## What you should do
The entries shown here must be retyped in full, with no pictures included.

Segment Start: Given data

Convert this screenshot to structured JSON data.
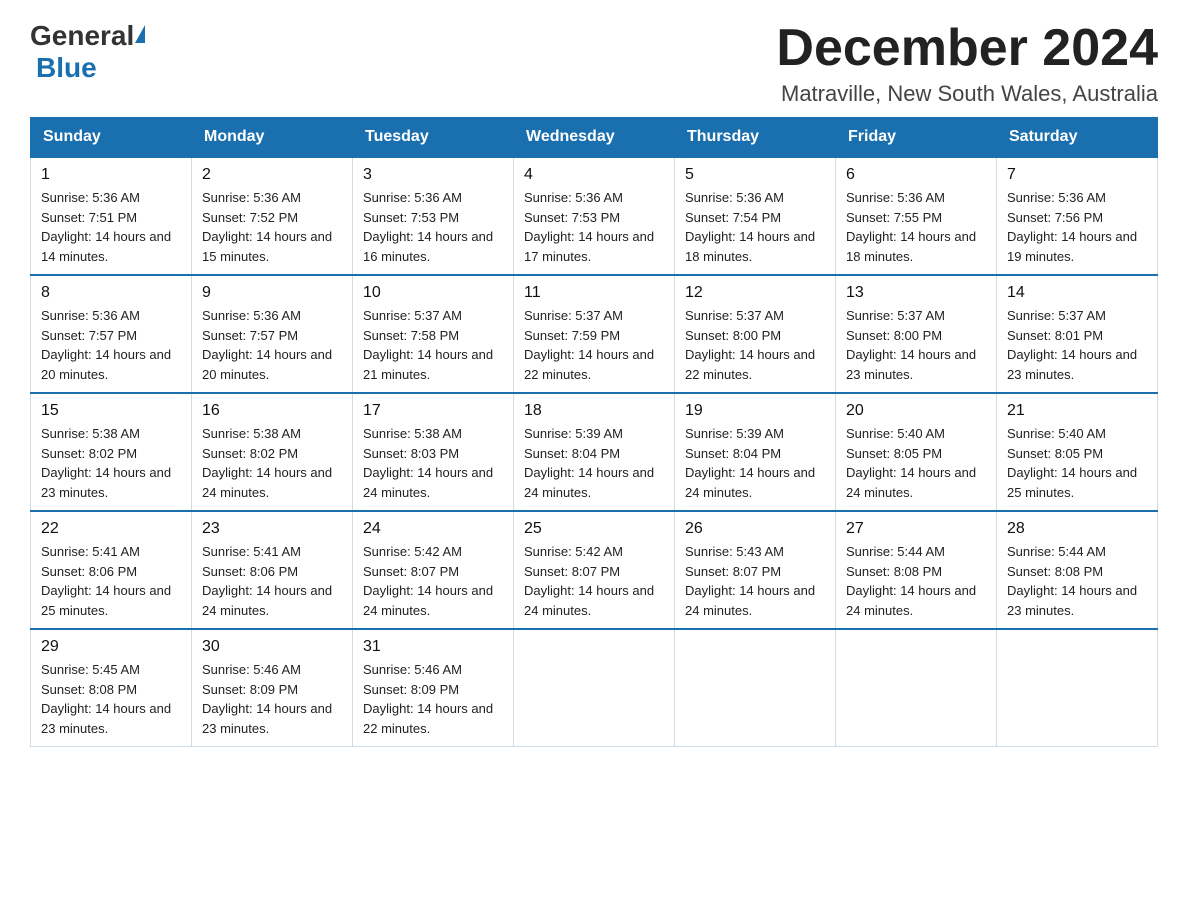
{
  "header": {
    "logo": {
      "general": "General",
      "blue": "Blue"
    },
    "month_title": "December 2024",
    "location": "Matraville, New South Wales, Australia"
  },
  "days_of_week": [
    "Sunday",
    "Monday",
    "Tuesday",
    "Wednesday",
    "Thursday",
    "Friday",
    "Saturday"
  ],
  "weeks": [
    [
      {
        "day": "1",
        "sunrise": "5:36 AM",
        "sunset": "7:51 PM",
        "daylight": "14 hours and 14 minutes."
      },
      {
        "day": "2",
        "sunrise": "5:36 AM",
        "sunset": "7:52 PM",
        "daylight": "14 hours and 15 minutes."
      },
      {
        "day": "3",
        "sunrise": "5:36 AM",
        "sunset": "7:53 PM",
        "daylight": "14 hours and 16 minutes."
      },
      {
        "day": "4",
        "sunrise": "5:36 AM",
        "sunset": "7:53 PM",
        "daylight": "14 hours and 17 minutes."
      },
      {
        "day": "5",
        "sunrise": "5:36 AM",
        "sunset": "7:54 PM",
        "daylight": "14 hours and 18 minutes."
      },
      {
        "day": "6",
        "sunrise": "5:36 AM",
        "sunset": "7:55 PM",
        "daylight": "14 hours and 18 minutes."
      },
      {
        "day": "7",
        "sunrise": "5:36 AM",
        "sunset": "7:56 PM",
        "daylight": "14 hours and 19 minutes."
      }
    ],
    [
      {
        "day": "8",
        "sunrise": "5:36 AM",
        "sunset": "7:57 PM",
        "daylight": "14 hours and 20 minutes."
      },
      {
        "day": "9",
        "sunrise": "5:36 AM",
        "sunset": "7:57 PM",
        "daylight": "14 hours and 20 minutes."
      },
      {
        "day": "10",
        "sunrise": "5:37 AM",
        "sunset": "7:58 PM",
        "daylight": "14 hours and 21 minutes."
      },
      {
        "day": "11",
        "sunrise": "5:37 AM",
        "sunset": "7:59 PM",
        "daylight": "14 hours and 22 minutes."
      },
      {
        "day": "12",
        "sunrise": "5:37 AM",
        "sunset": "8:00 PM",
        "daylight": "14 hours and 22 minutes."
      },
      {
        "day": "13",
        "sunrise": "5:37 AM",
        "sunset": "8:00 PM",
        "daylight": "14 hours and 23 minutes."
      },
      {
        "day": "14",
        "sunrise": "5:37 AM",
        "sunset": "8:01 PM",
        "daylight": "14 hours and 23 minutes."
      }
    ],
    [
      {
        "day": "15",
        "sunrise": "5:38 AM",
        "sunset": "8:02 PM",
        "daylight": "14 hours and 23 minutes."
      },
      {
        "day": "16",
        "sunrise": "5:38 AM",
        "sunset": "8:02 PM",
        "daylight": "14 hours and 24 minutes."
      },
      {
        "day": "17",
        "sunrise": "5:38 AM",
        "sunset": "8:03 PM",
        "daylight": "14 hours and 24 minutes."
      },
      {
        "day": "18",
        "sunrise": "5:39 AM",
        "sunset": "8:04 PM",
        "daylight": "14 hours and 24 minutes."
      },
      {
        "day": "19",
        "sunrise": "5:39 AM",
        "sunset": "8:04 PM",
        "daylight": "14 hours and 24 minutes."
      },
      {
        "day": "20",
        "sunrise": "5:40 AM",
        "sunset": "8:05 PM",
        "daylight": "14 hours and 24 minutes."
      },
      {
        "day": "21",
        "sunrise": "5:40 AM",
        "sunset": "8:05 PM",
        "daylight": "14 hours and 25 minutes."
      }
    ],
    [
      {
        "day": "22",
        "sunrise": "5:41 AM",
        "sunset": "8:06 PM",
        "daylight": "14 hours and 25 minutes."
      },
      {
        "day": "23",
        "sunrise": "5:41 AM",
        "sunset": "8:06 PM",
        "daylight": "14 hours and 24 minutes."
      },
      {
        "day": "24",
        "sunrise": "5:42 AM",
        "sunset": "8:07 PM",
        "daylight": "14 hours and 24 minutes."
      },
      {
        "day": "25",
        "sunrise": "5:42 AM",
        "sunset": "8:07 PM",
        "daylight": "14 hours and 24 minutes."
      },
      {
        "day": "26",
        "sunrise": "5:43 AM",
        "sunset": "8:07 PM",
        "daylight": "14 hours and 24 minutes."
      },
      {
        "day": "27",
        "sunrise": "5:44 AM",
        "sunset": "8:08 PM",
        "daylight": "14 hours and 24 minutes."
      },
      {
        "day": "28",
        "sunrise": "5:44 AM",
        "sunset": "8:08 PM",
        "daylight": "14 hours and 23 minutes."
      }
    ],
    [
      {
        "day": "29",
        "sunrise": "5:45 AM",
        "sunset": "8:08 PM",
        "daylight": "14 hours and 23 minutes."
      },
      {
        "day": "30",
        "sunrise": "5:46 AM",
        "sunset": "8:09 PM",
        "daylight": "14 hours and 23 minutes."
      },
      {
        "day": "31",
        "sunrise": "5:46 AM",
        "sunset": "8:09 PM",
        "daylight": "14 hours and 22 minutes."
      },
      null,
      null,
      null,
      null
    ]
  ]
}
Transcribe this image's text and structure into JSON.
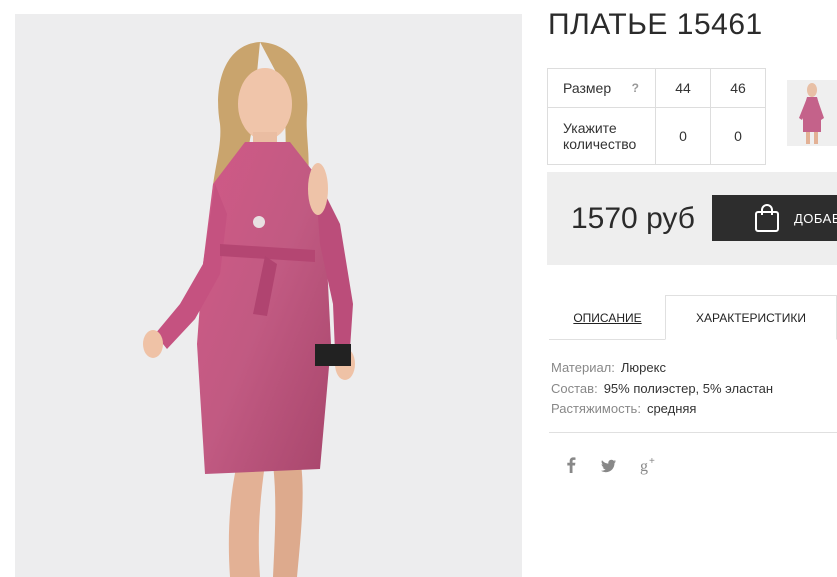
{
  "product": {
    "title": "ПЛАТЬЕ 15461",
    "photo_icon": "product-photo-woman-pink-dress",
    "thumbnail_icon": "product-thumbnail"
  },
  "size_table": {
    "size_label": "Размер",
    "help_mark": "?",
    "sizes": [
      "44",
      "46"
    ],
    "quantity_label_line1": "Укажите",
    "quantity_label_line2": "количество",
    "quantities": [
      "0",
      "0"
    ]
  },
  "purchase": {
    "price": "1570 руб",
    "add_button_label": "ДОБАВ",
    "bag_icon": "shopping-bag-icon"
  },
  "tabs": [
    {
      "label": "ОПИСАНИЕ",
      "active": false
    },
    {
      "label": "ХАРАКТЕРИСТИКИ",
      "active": true
    }
  ],
  "specs": [
    {
      "key": "Материал:",
      "value": "Люрекс"
    },
    {
      "key": "Состав:",
      "value": "95% полиэстер, 5% эластан"
    },
    {
      "key": "Растяжимость:",
      "value": "средняя"
    }
  ],
  "social": [
    "facebook-icon",
    "twitter-icon",
    "google-plus-icon"
  ],
  "colors": {
    "dress": "#c94f7c",
    "dark_button": "#2d2d2d",
    "price_box": "#eeeeee",
    "photo_bg": "#ededee"
  }
}
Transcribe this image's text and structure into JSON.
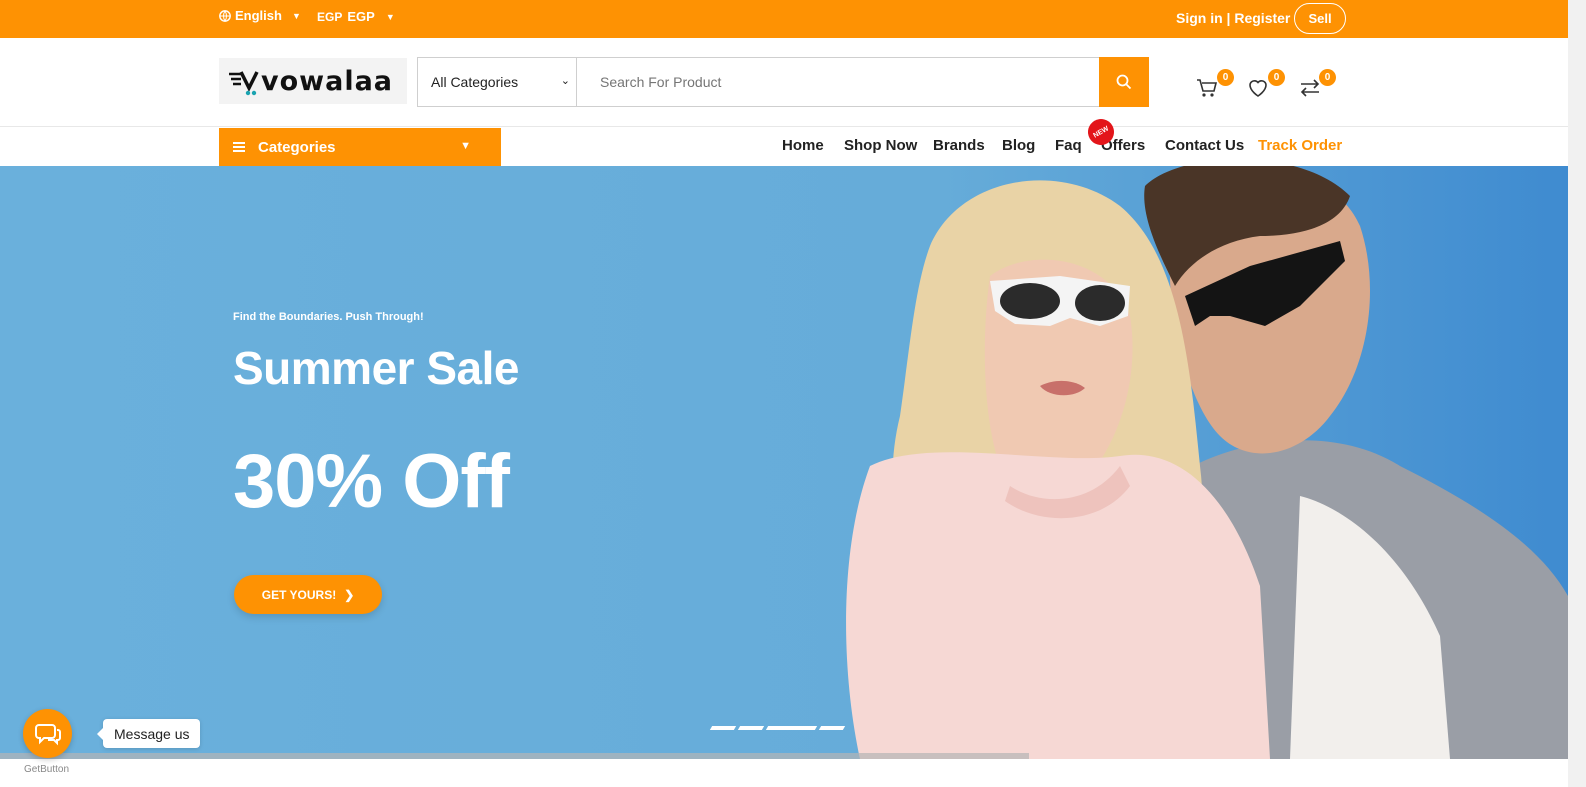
{
  "topbar": {
    "language": "English",
    "currency_code": "EGP",
    "currency_label": "EGP",
    "signin_label": "Sign in | Register",
    "sell_label": "Sell"
  },
  "header": {
    "logo_text": "vowalaa",
    "category_select": "All Categories",
    "search_placeholder": "Search For Product",
    "cart_count": "0",
    "wishlist_count": "0",
    "compare_count": "0"
  },
  "nav": {
    "categories_label": "Categories",
    "links": [
      "Home",
      "Shop Now",
      "Brands",
      "Blog",
      "Faq",
      "Offers",
      "Contact Us",
      "Track Order"
    ],
    "new_tag": "NEW"
  },
  "hero": {
    "tagline": "Find the Boundaries. Push Through!",
    "title": "Summer Sale",
    "discount": "30% Off",
    "cta": "GET YOURS!"
  },
  "chat": {
    "message_label": "Message us",
    "brand": "GetButton"
  },
  "colors": {
    "accent": "#fe9203",
    "hero_bg": "#6ab0dc",
    "new_badge": "#e3151a"
  }
}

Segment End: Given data

## Output below
Convert this screenshot to structured JSON data.
{
  "header": {
    "logo": {
      "general": "General",
      "blue": "Blue"
    },
    "month_title": "December 2024",
    "location": "Matraville, New South Wales, Australia"
  },
  "days_of_week": [
    "Sunday",
    "Monday",
    "Tuesday",
    "Wednesday",
    "Thursday",
    "Friday",
    "Saturday"
  ],
  "weeks": [
    [
      {
        "day": "1",
        "sunrise": "5:36 AM",
        "sunset": "7:51 PM",
        "daylight": "14 hours and 14 minutes."
      },
      {
        "day": "2",
        "sunrise": "5:36 AM",
        "sunset": "7:52 PM",
        "daylight": "14 hours and 15 minutes."
      },
      {
        "day": "3",
        "sunrise": "5:36 AM",
        "sunset": "7:53 PM",
        "daylight": "14 hours and 16 minutes."
      },
      {
        "day": "4",
        "sunrise": "5:36 AM",
        "sunset": "7:53 PM",
        "daylight": "14 hours and 17 minutes."
      },
      {
        "day": "5",
        "sunrise": "5:36 AM",
        "sunset": "7:54 PM",
        "daylight": "14 hours and 18 minutes."
      },
      {
        "day": "6",
        "sunrise": "5:36 AM",
        "sunset": "7:55 PM",
        "daylight": "14 hours and 18 minutes."
      },
      {
        "day": "7",
        "sunrise": "5:36 AM",
        "sunset": "7:56 PM",
        "daylight": "14 hours and 19 minutes."
      }
    ],
    [
      {
        "day": "8",
        "sunrise": "5:36 AM",
        "sunset": "7:57 PM",
        "daylight": "14 hours and 20 minutes."
      },
      {
        "day": "9",
        "sunrise": "5:36 AM",
        "sunset": "7:57 PM",
        "daylight": "14 hours and 20 minutes."
      },
      {
        "day": "10",
        "sunrise": "5:37 AM",
        "sunset": "7:58 PM",
        "daylight": "14 hours and 21 minutes."
      },
      {
        "day": "11",
        "sunrise": "5:37 AM",
        "sunset": "7:59 PM",
        "daylight": "14 hours and 22 minutes."
      },
      {
        "day": "12",
        "sunrise": "5:37 AM",
        "sunset": "8:00 PM",
        "daylight": "14 hours and 22 minutes."
      },
      {
        "day": "13",
        "sunrise": "5:37 AM",
        "sunset": "8:00 PM",
        "daylight": "14 hours and 23 minutes."
      },
      {
        "day": "14",
        "sunrise": "5:37 AM",
        "sunset": "8:01 PM",
        "daylight": "14 hours and 23 minutes."
      }
    ],
    [
      {
        "day": "15",
        "sunrise": "5:38 AM",
        "sunset": "8:02 PM",
        "daylight": "14 hours and 23 minutes."
      },
      {
        "day": "16",
        "sunrise": "5:38 AM",
        "sunset": "8:02 PM",
        "daylight": "14 hours and 24 minutes."
      },
      {
        "day": "17",
        "sunrise": "5:38 AM",
        "sunset": "8:03 PM",
        "daylight": "14 hours and 24 minutes."
      },
      {
        "day": "18",
        "sunrise": "5:39 AM",
        "sunset": "8:04 PM",
        "daylight": "14 hours and 24 minutes."
      },
      {
        "day": "19",
        "sunrise": "5:39 AM",
        "sunset": "8:04 PM",
        "daylight": "14 hours and 24 minutes."
      },
      {
        "day": "20",
        "sunrise": "5:40 AM",
        "sunset": "8:05 PM",
        "daylight": "14 hours and 24 minutes."
      },
      {
        "day": "21",
        "sunrise": "5:40 AM",
        "sunset": "8:05 PM",
        "daylight": "14 hours and 25 minutes."
      }
    ],
    [
      {
        "day": "22",
        "sunrise": "5:41 AM",
        "sunset": "8:06 PM",
        "daylight": "14 hours and 25 minutes."
      },
      {
        "day": "23",
        "sunrise": "5:41 AM",
        "sunset": "8:06 PM",
        "daylight": "14 hours and 24 minutes."
      },
      {
        "day": "24",
        "sunrise": "5:42 AM",
        "sunset": "8:07 PM",
        "daylight": "14 hours and 24 minutes."
      },
      {
        "day": "25",
        "sunrise": "5:42 AM",
        "sunset": "8:07 PM",
        "daylight": "14 hours and 24 minutes."
      },
      {
        "day": "26",
        "sunrise": "5:43 AM",
        "sunset": "8:07 PM",
        "daylight": "14 hours and 24 minutes."
      },
      {
        "day": "27",
        "sunrise": "5:44 AM",
        "sunset": "8:08 PM",
        "daylight": "14 hours and 24 minutes."
      },
      {
        "day": "28",
        "sunrise": "5:44 AM",
        "sunset": "8:08 PM",
        "daylight": "14 hours and 23 minutes."
      }
    ],
    [
      {
        "day": "29",
        "sunrise": "5:45 AM",
        "sunset": "8:08 PM",
        "daylight": "14 hours and 23 minutes."
      },
      {
        "day": "30",
        "sunrise": "5:46 AM",
        "sunset": "8:09 PM",
        "daylight": "14 hours and 23 minutes."
      },
      {
        "day": "31",
        "sunrise": "5:46 AM",
        "sunset": "8:09 PM",
        "daylight": "14 hours and 22 minutes."
      },
      null,
      null,
      null,
      null
    ]
  ]
}
Transcribe this image's text and structure into JSON.
{
  "product": {
    "title": "ПЛАТЬЕ 15461",
    "photo_icon": "product-photo-woman-pink-dress",
    "thumbnail_icon": "product-thumbnail"
  },
  "size_table": {
    "size_label": "Размер",
    "help_mark": "?",
    "sizes": [
      "44",
      "46"
    ],
    "quantity_label_line1": "Укажите",
    "quantity_label_line2": "количество",
    "quantities": [
      "0",
      "0"
    ]
  },
  "purchase": {
    "price": "1570 руб",
    "add_button_label": "ДОБАВ",
    "bag_icon": "shopping-bag-icon"
  },
  "tabs": [
    {
      "label": "ОПИСАНИЕ",
      "active": false
    },
    {
      "label": "ХАРАКТЕРИСТИКИ",
      "active": true
    }
  ],
  "specs": [
    {
      "key": "Материал:",
      "value": "Люрекс"
    },
    {
      "key": "Состав:",
      "value": "95% полиэстер, 5% эластан"
    },
    {
      "key": "Растяжимость:",
      "value": "средняя"
    }
  ],
  "social": [
    "facebook-icon",
    "twitter-icon",
    "google-plus-icon"
  ],
  "colors": {
    "dress": "#c94f7c",
    "dark_button": "#2d2d2d",
    "price_box": "#eeeeee",
    "photo_bg": "#ededee"
  }
}
Transcribe this image's text and structure into JSON.
{
  "topbar": {
    "language": "English",
    "currency_code": "EGP",
    "currency_label": "EGP",
    "signin_label": "Sign in | Register",
    "sell_label": "Sell"
  },
  "header": {
    "logo_text": "vowalaa",
    "category_select": "All Categories",
    "search_placeholder": "Search For Product",
    "cart_count": "0",
    "wishlist_count": "0",
    "compare_count": "0"
  },
  "nav": {
    "categories_label": "Categories",
    "links": [
      "Home",
      "Shop Now",
      "Brands",
      "Blog",
      "Faq",
      "Offers",
      "Contact Us",
      "Track Order"
    ],
    "new_tag": "NEW"
  },
  "hero": {
    "tagline": "Find the Boundaries. Push Through!",
    "title": "Summer Sale",
    "discount": "30% Off",
    "cta": "GET YOURS!"
  },
  "chat": {
    "message_label": "Message us",
    "brand": "GetButton"
  },
  "colors": {
    "accent": "#fe9203",
    "hero_bg": "#6ab0dc",
    "new_badge": "#e3151a"
  }
}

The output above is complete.